The decimal system is a base 10 numbering system, which means it uses ten digits to represent numbers: 0, 1, 2, 3, 4, 5, 6, 7, 8, and 9. This is the numbering system we use in our daily lives and are most familiar with.
The binary system, on the other hand, is a base 2 numbering system. It uses only two digits to represent numbers: 0 and 1. This system is often used in computers and other electronic systems because these devices process data in a format that is compatible with an on/off switch. This makes the binary system ideal.

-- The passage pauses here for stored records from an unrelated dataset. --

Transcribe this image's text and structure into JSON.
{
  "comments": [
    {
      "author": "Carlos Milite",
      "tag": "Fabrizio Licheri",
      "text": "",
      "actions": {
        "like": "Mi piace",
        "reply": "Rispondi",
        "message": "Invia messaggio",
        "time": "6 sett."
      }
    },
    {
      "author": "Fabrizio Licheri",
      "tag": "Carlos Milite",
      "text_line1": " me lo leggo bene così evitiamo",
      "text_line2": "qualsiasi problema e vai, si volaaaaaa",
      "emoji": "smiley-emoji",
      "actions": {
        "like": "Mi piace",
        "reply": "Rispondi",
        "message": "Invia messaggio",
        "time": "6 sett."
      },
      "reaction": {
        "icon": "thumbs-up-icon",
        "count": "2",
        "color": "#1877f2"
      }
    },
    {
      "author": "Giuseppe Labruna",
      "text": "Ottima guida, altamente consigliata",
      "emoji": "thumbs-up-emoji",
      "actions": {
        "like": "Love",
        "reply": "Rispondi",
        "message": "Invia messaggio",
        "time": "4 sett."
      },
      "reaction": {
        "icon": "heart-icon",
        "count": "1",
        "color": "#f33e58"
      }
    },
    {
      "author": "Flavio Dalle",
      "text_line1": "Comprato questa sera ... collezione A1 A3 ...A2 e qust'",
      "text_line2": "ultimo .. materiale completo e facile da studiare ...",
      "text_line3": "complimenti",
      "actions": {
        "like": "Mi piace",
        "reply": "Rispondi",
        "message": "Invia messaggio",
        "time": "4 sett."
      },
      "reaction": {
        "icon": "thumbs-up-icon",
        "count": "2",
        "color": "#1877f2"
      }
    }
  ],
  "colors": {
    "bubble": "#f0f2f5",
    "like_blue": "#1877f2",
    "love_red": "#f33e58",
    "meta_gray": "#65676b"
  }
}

Because computers internally use binary numbers, we often have to convert numbers between the decimal and binary system. For example, when a human user inputs a decimal number, the computer must convert this decimal number into a binary form to process it. Conversely, when the computer completes a calculation and produces a binary output, this binary number must be converted into a decimal number to be understandable to the human user.
The conversion between decimal and binary numbers can be done using a few simple algorithms.
1. Divide the decimal number by 2. 2. Record the remainder. 3. Divide the quotient from the previous step by 2 again. 4. Repeat steps 2 and 3 until the quotient is 0. 5. The binary number is the collection of remainders, read from bottom to top.
1. Start on the right side of the binary number (the least significant digit). 2. For each digit, multiply the digit by 2 to the power of its position (starting from 0 on the right). 3. Add up all these values. This is the decimal equivalent of the binary number.
Understanding binary and decimal numbers and how they can be converted into each other is an important part of computer science and computer engineering. This knowledge is also useful in other disciplines, such as electronics, mathematics, and even cryptography.